(Exercise details) The entries are to be repeated in full, without any change.

(Working data)
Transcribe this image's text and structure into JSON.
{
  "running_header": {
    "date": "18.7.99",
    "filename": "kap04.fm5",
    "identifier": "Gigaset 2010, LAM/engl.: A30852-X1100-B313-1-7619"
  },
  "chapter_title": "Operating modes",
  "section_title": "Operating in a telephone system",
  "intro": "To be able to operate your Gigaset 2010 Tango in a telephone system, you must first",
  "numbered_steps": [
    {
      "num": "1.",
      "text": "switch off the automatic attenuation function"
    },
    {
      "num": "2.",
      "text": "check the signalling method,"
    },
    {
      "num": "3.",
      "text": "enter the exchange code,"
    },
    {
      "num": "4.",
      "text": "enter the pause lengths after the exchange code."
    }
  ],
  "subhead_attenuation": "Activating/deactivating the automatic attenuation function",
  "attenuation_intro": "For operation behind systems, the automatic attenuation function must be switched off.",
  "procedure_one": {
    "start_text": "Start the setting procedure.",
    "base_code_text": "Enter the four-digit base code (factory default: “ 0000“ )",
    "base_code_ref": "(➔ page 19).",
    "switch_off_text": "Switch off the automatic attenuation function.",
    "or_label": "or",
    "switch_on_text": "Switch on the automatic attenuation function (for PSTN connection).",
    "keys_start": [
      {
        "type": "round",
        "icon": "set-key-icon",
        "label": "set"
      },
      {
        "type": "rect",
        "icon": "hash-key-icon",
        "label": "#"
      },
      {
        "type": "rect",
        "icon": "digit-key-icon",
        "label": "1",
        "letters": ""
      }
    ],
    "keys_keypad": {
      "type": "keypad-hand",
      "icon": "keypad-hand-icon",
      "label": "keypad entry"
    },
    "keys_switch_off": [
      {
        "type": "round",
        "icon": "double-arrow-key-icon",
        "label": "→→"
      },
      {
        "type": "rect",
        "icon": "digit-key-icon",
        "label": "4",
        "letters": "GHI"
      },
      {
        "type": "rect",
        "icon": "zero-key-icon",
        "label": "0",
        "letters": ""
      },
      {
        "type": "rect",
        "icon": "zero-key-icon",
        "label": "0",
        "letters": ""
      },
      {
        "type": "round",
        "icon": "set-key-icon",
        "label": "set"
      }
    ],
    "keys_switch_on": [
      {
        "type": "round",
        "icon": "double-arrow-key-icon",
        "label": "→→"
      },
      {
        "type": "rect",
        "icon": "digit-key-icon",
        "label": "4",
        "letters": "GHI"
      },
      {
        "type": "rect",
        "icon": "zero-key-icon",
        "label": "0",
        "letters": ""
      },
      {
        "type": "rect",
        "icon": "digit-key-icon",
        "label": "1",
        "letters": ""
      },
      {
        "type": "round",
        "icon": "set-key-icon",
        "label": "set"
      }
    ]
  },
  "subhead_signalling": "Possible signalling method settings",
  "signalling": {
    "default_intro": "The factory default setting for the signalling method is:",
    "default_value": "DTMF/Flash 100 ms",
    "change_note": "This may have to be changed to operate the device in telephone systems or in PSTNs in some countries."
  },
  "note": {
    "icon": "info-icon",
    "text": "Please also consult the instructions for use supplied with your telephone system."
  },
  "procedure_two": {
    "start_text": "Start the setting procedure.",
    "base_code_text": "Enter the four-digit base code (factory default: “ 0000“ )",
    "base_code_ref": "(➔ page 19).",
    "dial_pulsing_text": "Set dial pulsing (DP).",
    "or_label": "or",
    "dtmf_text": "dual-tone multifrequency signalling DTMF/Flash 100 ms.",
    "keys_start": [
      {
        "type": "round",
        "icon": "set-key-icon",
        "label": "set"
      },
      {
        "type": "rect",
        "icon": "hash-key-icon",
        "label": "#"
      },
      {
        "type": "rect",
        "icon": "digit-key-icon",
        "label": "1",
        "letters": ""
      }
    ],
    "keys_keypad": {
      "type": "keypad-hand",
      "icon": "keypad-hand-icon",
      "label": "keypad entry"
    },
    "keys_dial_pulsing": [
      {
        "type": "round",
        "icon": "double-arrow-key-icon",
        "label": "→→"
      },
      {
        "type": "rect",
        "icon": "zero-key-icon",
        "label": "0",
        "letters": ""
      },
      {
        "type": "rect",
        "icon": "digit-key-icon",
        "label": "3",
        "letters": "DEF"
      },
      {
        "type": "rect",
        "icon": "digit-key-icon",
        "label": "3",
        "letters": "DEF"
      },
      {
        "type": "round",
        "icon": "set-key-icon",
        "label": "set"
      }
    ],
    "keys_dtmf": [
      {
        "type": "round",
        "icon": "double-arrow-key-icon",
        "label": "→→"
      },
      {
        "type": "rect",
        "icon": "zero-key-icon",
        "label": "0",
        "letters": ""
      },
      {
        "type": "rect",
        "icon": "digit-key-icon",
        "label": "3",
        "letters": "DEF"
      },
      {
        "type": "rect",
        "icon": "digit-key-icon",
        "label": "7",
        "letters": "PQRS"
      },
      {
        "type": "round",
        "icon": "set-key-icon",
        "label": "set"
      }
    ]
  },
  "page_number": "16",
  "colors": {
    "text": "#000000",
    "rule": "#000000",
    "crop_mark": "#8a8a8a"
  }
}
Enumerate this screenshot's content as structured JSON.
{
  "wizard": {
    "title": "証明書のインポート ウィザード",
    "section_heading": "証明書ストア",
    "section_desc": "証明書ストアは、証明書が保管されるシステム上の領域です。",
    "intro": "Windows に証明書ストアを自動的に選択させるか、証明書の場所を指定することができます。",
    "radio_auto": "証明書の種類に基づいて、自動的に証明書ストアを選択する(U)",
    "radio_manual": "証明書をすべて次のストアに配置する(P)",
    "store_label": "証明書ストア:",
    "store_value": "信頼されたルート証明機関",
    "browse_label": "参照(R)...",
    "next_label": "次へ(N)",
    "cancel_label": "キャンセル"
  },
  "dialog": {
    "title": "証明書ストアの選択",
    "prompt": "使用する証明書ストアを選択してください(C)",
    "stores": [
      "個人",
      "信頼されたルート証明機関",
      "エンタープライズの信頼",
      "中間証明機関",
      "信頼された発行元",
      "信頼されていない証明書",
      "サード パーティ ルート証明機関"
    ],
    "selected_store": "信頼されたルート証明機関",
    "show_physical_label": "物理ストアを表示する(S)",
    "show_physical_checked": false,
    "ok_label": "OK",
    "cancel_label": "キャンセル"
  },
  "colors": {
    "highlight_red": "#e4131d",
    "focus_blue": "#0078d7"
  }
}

(Answer space)
Transcribe this image's text and structure into JSON.
{
  "running_header": {
    "date": "18.7.99",
    "filename": "kap04.fm5",
    "identifier": "Gigaset 2010, LAM/engl.: A30852-X1100-B313-1-7619"
  },
  "chapter_title": "Operating modes",
  "section_title": "Operating in a telephone system",
  "intro": "To be able to operate your Gigaset 2010 Tango in a telephone system, you must first",
  "numbered_steps": [
    {
      "num": "1.",
      "text": "switch off the automatic attenuation function"
    },
    {
      "num": "2.",
      "text": "check the signalling method,"
    },
    {
      "num": "3.",
      "text": "enter the exchange code,"
    },
    {
      "num": "4.",
      "text": "enter the pause lengths after the exchange code."
    }
  ],
  "subhead_attenuation": "Activating/deactivating the automatic attenuation function",
  "attenuation_intro": "For operation behind systems, the automatic attenuation function must be switched off.",
  "procedure_one": {
    "start_text": "Start the setting procedure.",
    "base_code_text": "Enter the four-digit base code (factory default: “ 0000“ )",
    "base_code_ref": "(➔ page 19).",
    "switch_off_text": "Switch off the automatic attenuation function.",
    "or_label": "or",
    "switch_on_text": "Switch on the automatic attenuation function (for PSTN connection).",
    "keys_start": [
      {
        "type": "round",
        "icon": "set-key-icon",
        "label": "set"
      },
      {
        "type": "rect",
        "icon": "hash-key-icon",
        "label": "#"
      },
      {
        "type": "rect",
        "icon": "digit-key-icon",
        "label": "1",
        "letters": ""
      }
    ],
    "keys_keypad": {
      "type": "keypad-hand",
      "icon": "keypad-hand-icon",
      "label": "keypad entry"
    },
    "keys_switch_off": [
      {
        "type": "round",
        "icon": "double-arrow-key-icon",
        "label": "→→"
      },
      {
        "type": "rect",
        "icon": "digit-key-icon",
        "label": "4",
        "letters": "GHI"
      },
      {
        "type": "rect",
        "icon": "zero-key-icon",
        "label": "0",
        "letters": ""
      },
      {
        "type": "rect",
        "icon": "zero-key-icon",
        "label": "0",
        "letters": ""
      },
      {
        "type": "round",
        "icon": "set-key-icon",
        "label": "set"
      }
    ],
    "keys_switch_on": [
      {
        "type": "round",
        "icon": "double-arrow-key-icon",
        "label": "→→"
      },
      {
        "type": "rect",
        "icon": "digit-key-icon",
        "label": "4",
        "letters": "GHI"
      },
      {
        "type": "rect",
        "icon": "zero-key-icon",
        "label": "0",
        "letters": ""
      },
      {
        "type": "rect",
        "icon": "digit-key-icon",
        "label": "1",
        "letters": ""
      },
      {
        "type": "round",
        "icon": "set-key-icon",
        "label": "set"
      }
    ]
  },
  "subhead_signalling": "Possible signalling method settings",
  "signalling": {
    "default_intro": "The factory default setting for the signalling method is:",
    "default_value": "DTMF/Flash 100 ms",
    "change_note": "This may have to be changed to operate the device in telephone systems or in PSTNs in some countries."
  },
  "note": {
    "icon": "info-icon",
    "text": "Please also consult the instructions for use supplied with your telephone system."
  },
  "procedure_two": {
    "start_text": "Start the setting procedure.",
    "base_code_text": "Enter the four-digit base code (factory default: “ 0000“ )",
    "base_code_ref": "(➔ page 19).",
    "dial_pulsing_text": "Set dial pulsing (DP).",
    "or_label": "or",
    "dtmf_text": "dual-tone multifrequency signalling DTMF/Flash 100 ms.",
    "keys_start": [
      {
        "type": "round",
        "icon": "set-key-icon",
        "label": "set"
      },
      {
        "type": "rect",
        "icon": "hash-key-icon",
        "label": "#"
      },
      {
        "type": "rect",
        "icon": "digit-key-icon",
        "label": "1",
        "letters": ""
      }
    ],
    "keys_keypad": {
      "type": "keypad-hand",
      "icon": "keypad-hand-icon",
      "label": "keypad entry"
    },
    "keys_dial_pulsing": [
      {
        "type": "round",
        "icon": "double-arrow-key-icon",
        "label": "→→"
      },
      {
        "type": "rect",
        "icon": "zero-key-icon",
        "label": "0",
        "letters": ""
      },
      {
        "type": "rect",
        "icon": "digit-key-icon",
        "label": "3",
        "letters": "DEF"
      },
      {
        "type": "rect",
        "icon": "digit-key-icon",
        "label": "3",
        "letters": "DEF"
      },
      {
        "type": "round",
        "icon": "set-key-icon",
        "label": "set"
      }
    ],
    "keys_dtmf": [
      {
        "type": "round",
        "icon": "double-arrow-key-icon",
        "label": "→→"
      },
      {
        "type": "rect",
        "icon": "zero-key-icon",
        "label": "0",
        "letters": ""
      },
      {
        "type": "rect",
        "icon": "digit-key-icon",
        "label": "3",
        "letters": "DEF"
      },
      {
        "type": "rect",
        "icon": "digit-key-icon",
        "label": "7",
        "letters": "PQRS"
      },
      {
        "type": "round",
        "icon": "set-key-icon",
        "label": "set"
      }
    ]
  },
  "page_number": "16",
  "colors": {
    "text": "#000000",
    "rule": "#000000",
    "crop_mark": "#8a8a8a"
  }
}
Enumerate this screenshot's content as structured JSON.
{
  "wizard": {
    "title": "証明書のインポート ウィザード",
    "section_heading": "証明書ストア",
    "section_desc": "証明書ストアは、証明書が保管されるシステム上の領域です。",
    "intro": "Windows に証明書ストアを自動的に選択させるか、証明書の場所を指定することができます。",
    "radio_auto": "証明書の種類に基づいて、自動的に証明書ストアを選択する(U)",
    "radio_manual": "証明書をすべて次のストアに配置する(P)",
    "store_label": "証明書ストア:",
    "store_value": "信頼されたルート証明機関",
    "browse_label": "参照(R)...",
    "next_label": "次へ(N)",
    "cancel_label": "キャンセル"
  },
  "dialog": {
    "title": "証明書ストアの選択",
    "prompt": "使用する証明書ストアを選択してください(C)",
    "stores": [
      "個人",
      "信頼されたルート証明機関",
      "エンタープライズの信頼",
      "中間証明機関",
      "信頼された発行元",
      "信頼されていない証明書",
      "サード パーティ ルート証明機関"
    ],
    "selected_store": "信頼されたルート証明機関",
    "show_physical_label": "物理ストアを表示する(S)",
    "show_physical_checked": false,
    "ok_label": "OK",
    "cancel_label": "キャンセル"
  },
  "colors": {
    "highlight_red": "#e4131d",
    "focus_blue": "#0078d7"
  }
}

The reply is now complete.